Whatever the result, it does not affect them. Their happiness comes from within, and the external world does not bother them. Arjuna questions how Krishna could do this, when those sages lived so long ago, and Krishna was born more recently. Krishna reminds him that everyone is in the cycle of rebirths, and while Arjuna does not remember his previous births, he does. Whenever dharma declines and the purpose of life is forgotten by men, says Krishna, he returns to re-establish dharma.
Bhagavad Gita, The Song of God
Chapter 18 The Bhagavad- Gita is considered by eastern and western scholars alike to be among the greatest spiritual books the world has ever known. In a very clear and wonderful way the Supreme Lord Krishna describes the science of self-realization and the exact process by which a human being can establish their eternal relationship with God. In terms of pure, spiritual knowledge the Bhagavad- Gita is incomparable. Its intrinsic beauty is that its knowledge applies to all human beings and does not postulate any sectarian idealogy or secular view. It is appproachable from the sanctified realms of all religions and is glorified as the epitome of all spiritual teachings. This is because proficiency in the Bhagavad- Gita reveals the eternal principles which are fundamental and essential for spiritual life from all perspectives and allows one to perfectly understand the esoteric truths hidden within all religious scriptures.
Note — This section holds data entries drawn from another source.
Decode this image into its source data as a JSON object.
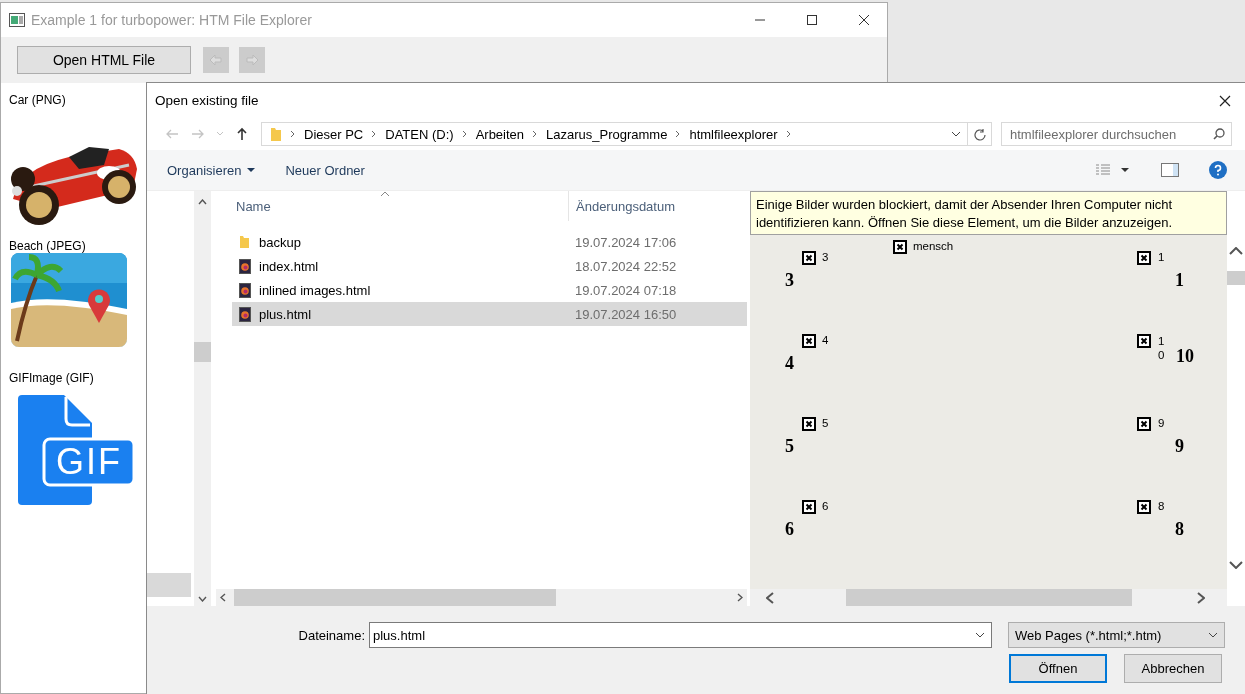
{
  "app_window": {
    "title": "Example 1 for turbopower: HTM File Explorer",
    "toolbar": [
      {
        "kind": "text",
        "label": "Open HTML File",
        "disabled": false
      },
      {
        "kind": "back",
        "disabled": true
      },
      {
        "kind": "forward",
        "disabled": true
      }
    ],
    "images": [
      {
        "caption": "Car (PNG)",
        "kind": "car"
      },
      {
        "caption": "Beach (JPEG)",
        "kind": "beach"
      },
      {
        "caption": "GIFImage (GIF)",
        "kind": "gif",
        "badge": "GIF"
      }
    ]
  },
  "dialog": {
    "title": "Open existing file",
    "nav": [
      {
        "kind": "back",
        "disabled": true
      },
      {
        "kind": "forward",
        "disabled": true
      },
      {
        "kind": "recent",
        "disabled": true
      },
      {
        "kind": "up",
        "disabled": false
      }
    ],
    "breadcrumb": [
      "Dieser PC",
      "DATEN (D:)",
      "Arbeiten",
      "Lazarus_Programme",
      "htmlfileexplorer"
    ],
    "search": {
      "placeholder": "htmlfileexplorer durchsuchen"
    },
    "commands": [
      {
        "label": "Organisieren",
        "dropdown": true
      },
      {
        "label": "Neuer Ordner",
        "dropdown": false
      }
    ],
    "columns": [
      "Name",
      "Änderungsdatum"
    ],
    "files": [
      {
        "name": "backup",
        "date": "19.07.2024 17:06",
        "kind": "folder",
        "selected": false
      },
      {
        "name": "index.html",
        "date": "18.07.2024 22:52",
        "kind": "html",
        "selected": false
      },
      {
        "name": "inlined images.html",
        "date": "19.07.2024 07:18",
        "kind": "html",
        "selected": false
      },
      {
        "name": "plus.html",
        "date": "19.07.2024 16:50",
        "kind": "html",
        "selected": true
      }
    ],
    "preview": {
      "notice": "Einige Bilder wurden blockiert, damit der Absender Ihren Computer nicht identifizieren kann. Öffnen Sie diese Element, um die Bilder anzuzeigen.",
      "center": {
        "alt": "mensch"
      },
      "left": [
        {
          "alt": "3",
          "number": "3"
        },
        {
          "alt": "4",
          "number": "4"
        },
        {
          "alt": "5",
          "number": "5"
        },
        {
          "alt": "6",
          "number": "6"
        }
      ],
      "right": [
        {
          "alt": "1",
          "number": "1"
        },
        {
          "alt": "10",
          "number": "10"
        },
        {
          "alt": "9",
          "number": "9"
        },
        {
          "alt": "8",
          "number": "8"
        }
      ]
    },
    "filename_label": "Dateiname:",
    "filename": "plus.html",
    "filter": "Web Pages (*.html;*.htm)",
    "buttons": [
      {
        "label": "Öffnen",
        "default": true
      },
      {
        "label": "Abbrechen",
        "default": false
      }
    ]
  }
}
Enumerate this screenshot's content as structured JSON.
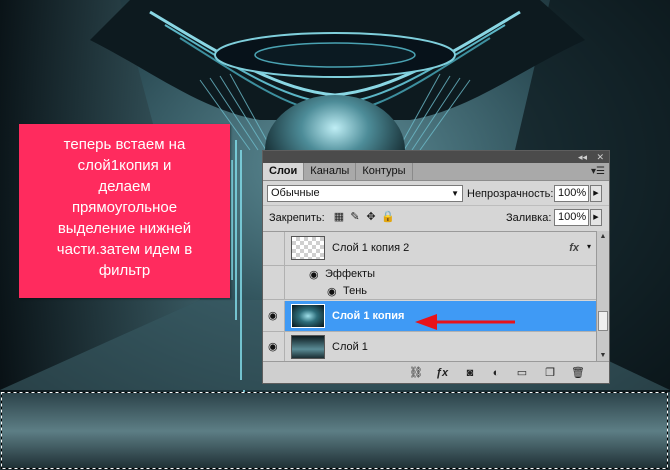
{
  "note": {
    "text": "теперь встаем на\nслой1копия и\nделаем\nпрямоугольное\nвыделение нижней\nчасти.затем идем в\nфильтр"
  },
  "panel": {
    "tabs": [
      {
        "label": "Слои",
        "active": true
      },
      {
        "label": "Каналы",
        "active": false
      },
      {
        "label": "Контуры",
        "active": false
      }
    ],
    "blend_mode": "Обычные",
    "opacity_label": "Непрозрачность:",
    "opacity_value": "100%",
    "lock_label": "Закрепить:",
    "fill_label": "Заливка:",
    "fill_value": "100%",
    "layers": [
      {
        "name": "Слой 1 копия 2",
        "visible": false,
        "selected": false,
        "has_fx": true,
        "fx_label": "fx"
      },
      {
        "name": "Слой 1 копия",
        "visible": true,
        "selected": true,
        "has_fx": false
      },
      {
        "name": "Слой 1",
        "visible": true,
        "selected": false,
        "has_fx": false
      }
    ],
    "effects_label": "Эффекты",
    "shadow_label": "Тень"
  },
  "icons": {
    "eye": "eye-icon",
    "link": "link-icon",
    "fx": "fx-icon",
    "mask": "mask-icon",
    "adjustment": "adjustment-icon",
    "folder": "folder-icon",
    "new_layer": "new-layer-icon",
    "trash": "trash-icon"
  },
  "colors": {
    "note_bg": "#ff2b5e",
    "selection": "#3f9af5",
    "arrow": "#e8121a"
  }
}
Kapitel verteilt sind. Sie ist Teil des etwa Jede Verszeile setzt sich aus zwei achtsilbigen Reihen zusammen. Beispiel 1. In einigen Strophen wird von diesem Metrum ohne erkennbaren Grund abgewichen. Eine dritte Funktion ist die des spirituellen Lehrers.
Shrimad Bhagwat Geeta In Hindi ~ सम्पूर्ण श्रीमद्भगवद्गीता